Problem to work on →
A single figure is the whole answer: the number of lines in the entries that contain "TradingView".

────────────────────────────────────────

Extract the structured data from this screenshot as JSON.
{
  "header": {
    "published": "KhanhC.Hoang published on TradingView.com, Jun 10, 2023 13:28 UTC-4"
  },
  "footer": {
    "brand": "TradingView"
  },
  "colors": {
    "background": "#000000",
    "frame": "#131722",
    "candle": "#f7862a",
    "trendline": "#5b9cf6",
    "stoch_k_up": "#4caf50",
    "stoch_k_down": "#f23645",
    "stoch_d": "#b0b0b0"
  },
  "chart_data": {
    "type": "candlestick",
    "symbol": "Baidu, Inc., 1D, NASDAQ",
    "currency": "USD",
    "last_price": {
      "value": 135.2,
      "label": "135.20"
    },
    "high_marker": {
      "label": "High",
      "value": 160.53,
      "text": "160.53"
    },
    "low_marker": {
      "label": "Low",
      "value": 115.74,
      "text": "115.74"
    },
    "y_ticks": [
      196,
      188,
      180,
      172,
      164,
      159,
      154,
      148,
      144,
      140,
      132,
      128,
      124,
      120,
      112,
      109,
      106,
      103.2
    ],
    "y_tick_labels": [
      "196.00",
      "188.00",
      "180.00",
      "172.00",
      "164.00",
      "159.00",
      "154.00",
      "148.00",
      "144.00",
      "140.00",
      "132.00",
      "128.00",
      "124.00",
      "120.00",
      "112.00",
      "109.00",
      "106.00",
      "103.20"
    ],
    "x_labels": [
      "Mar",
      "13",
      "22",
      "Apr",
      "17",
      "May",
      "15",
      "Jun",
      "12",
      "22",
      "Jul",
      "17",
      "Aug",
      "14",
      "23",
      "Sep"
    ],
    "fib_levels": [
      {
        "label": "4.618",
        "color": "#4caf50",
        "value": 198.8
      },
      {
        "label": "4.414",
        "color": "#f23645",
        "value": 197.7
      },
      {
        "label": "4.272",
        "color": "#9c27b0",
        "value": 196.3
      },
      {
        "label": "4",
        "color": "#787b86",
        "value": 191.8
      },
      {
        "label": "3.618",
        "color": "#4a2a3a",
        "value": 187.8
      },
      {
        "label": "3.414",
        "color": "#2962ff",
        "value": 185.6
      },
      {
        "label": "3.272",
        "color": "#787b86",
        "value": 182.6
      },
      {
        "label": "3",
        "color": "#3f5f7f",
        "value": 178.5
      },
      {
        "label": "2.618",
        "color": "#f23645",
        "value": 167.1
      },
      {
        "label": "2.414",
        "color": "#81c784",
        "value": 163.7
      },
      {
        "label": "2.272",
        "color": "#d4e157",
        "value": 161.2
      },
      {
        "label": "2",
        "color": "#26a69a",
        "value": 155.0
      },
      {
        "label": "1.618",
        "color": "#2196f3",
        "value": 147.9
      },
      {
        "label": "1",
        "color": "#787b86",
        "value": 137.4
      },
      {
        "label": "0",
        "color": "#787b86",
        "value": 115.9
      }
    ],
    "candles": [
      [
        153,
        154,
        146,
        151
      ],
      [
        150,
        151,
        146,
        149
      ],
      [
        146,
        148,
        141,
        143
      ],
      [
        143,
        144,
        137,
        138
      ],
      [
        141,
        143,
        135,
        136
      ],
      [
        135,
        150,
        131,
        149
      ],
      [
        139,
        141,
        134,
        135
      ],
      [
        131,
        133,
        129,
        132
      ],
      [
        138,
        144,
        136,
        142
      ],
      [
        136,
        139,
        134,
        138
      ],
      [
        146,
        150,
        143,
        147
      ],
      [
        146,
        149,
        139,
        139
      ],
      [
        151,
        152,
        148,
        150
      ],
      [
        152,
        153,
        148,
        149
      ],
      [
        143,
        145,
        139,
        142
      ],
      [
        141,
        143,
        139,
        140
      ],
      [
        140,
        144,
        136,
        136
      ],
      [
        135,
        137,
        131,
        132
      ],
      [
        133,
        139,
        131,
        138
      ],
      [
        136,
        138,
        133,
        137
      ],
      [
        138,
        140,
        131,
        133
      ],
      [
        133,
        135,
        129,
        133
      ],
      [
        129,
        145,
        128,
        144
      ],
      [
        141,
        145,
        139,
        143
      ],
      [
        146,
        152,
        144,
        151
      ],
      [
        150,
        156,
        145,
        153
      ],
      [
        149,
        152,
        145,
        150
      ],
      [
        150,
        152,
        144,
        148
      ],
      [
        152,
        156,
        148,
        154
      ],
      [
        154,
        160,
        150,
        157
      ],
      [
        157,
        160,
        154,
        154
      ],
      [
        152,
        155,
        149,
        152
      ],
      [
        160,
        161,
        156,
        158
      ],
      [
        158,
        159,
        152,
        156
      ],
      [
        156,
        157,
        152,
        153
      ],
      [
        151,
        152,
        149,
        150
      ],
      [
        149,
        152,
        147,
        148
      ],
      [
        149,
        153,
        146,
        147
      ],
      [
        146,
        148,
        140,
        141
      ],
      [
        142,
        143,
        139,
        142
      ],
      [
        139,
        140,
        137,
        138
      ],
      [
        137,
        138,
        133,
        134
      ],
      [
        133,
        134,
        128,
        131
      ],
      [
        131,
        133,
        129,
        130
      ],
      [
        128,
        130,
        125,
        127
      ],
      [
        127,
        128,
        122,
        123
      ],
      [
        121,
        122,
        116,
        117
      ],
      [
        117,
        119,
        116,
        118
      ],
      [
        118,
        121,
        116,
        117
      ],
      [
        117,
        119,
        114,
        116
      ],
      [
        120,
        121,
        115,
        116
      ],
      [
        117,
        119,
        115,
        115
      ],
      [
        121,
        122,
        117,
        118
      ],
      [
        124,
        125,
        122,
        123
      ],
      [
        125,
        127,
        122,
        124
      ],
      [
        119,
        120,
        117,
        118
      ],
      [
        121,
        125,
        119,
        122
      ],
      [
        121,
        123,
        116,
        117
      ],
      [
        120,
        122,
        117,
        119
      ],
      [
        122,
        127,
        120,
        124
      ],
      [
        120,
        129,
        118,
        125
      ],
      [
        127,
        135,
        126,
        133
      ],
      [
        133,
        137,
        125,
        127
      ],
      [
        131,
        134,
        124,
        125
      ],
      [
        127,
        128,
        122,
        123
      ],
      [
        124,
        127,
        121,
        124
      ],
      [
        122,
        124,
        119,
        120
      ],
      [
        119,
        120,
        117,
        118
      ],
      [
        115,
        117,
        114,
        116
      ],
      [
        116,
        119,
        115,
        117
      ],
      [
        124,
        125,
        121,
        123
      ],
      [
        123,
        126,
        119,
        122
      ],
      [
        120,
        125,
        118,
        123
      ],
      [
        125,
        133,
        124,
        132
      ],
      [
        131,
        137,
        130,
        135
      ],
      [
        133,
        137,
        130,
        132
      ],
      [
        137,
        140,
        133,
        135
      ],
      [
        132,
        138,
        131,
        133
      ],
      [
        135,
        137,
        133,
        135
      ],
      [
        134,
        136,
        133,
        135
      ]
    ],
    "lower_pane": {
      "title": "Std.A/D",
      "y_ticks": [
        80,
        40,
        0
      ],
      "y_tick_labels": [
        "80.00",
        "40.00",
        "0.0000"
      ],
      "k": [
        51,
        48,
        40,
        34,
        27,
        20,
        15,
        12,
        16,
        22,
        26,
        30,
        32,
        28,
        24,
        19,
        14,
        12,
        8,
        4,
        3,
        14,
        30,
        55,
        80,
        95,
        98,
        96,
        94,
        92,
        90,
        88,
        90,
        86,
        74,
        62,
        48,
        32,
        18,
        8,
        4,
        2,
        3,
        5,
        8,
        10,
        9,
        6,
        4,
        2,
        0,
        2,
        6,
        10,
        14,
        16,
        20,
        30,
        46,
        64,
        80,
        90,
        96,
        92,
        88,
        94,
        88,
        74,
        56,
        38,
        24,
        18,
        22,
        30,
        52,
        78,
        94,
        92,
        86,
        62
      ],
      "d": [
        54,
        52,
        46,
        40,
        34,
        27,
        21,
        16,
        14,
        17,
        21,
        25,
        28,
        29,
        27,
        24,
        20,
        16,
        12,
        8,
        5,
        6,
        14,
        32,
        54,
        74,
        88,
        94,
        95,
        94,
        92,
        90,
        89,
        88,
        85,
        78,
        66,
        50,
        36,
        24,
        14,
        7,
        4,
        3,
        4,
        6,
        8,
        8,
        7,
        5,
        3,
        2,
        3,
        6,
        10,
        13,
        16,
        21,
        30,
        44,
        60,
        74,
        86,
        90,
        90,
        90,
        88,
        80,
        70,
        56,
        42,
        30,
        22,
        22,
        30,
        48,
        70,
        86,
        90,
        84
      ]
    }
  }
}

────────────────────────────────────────

Result of the task →
2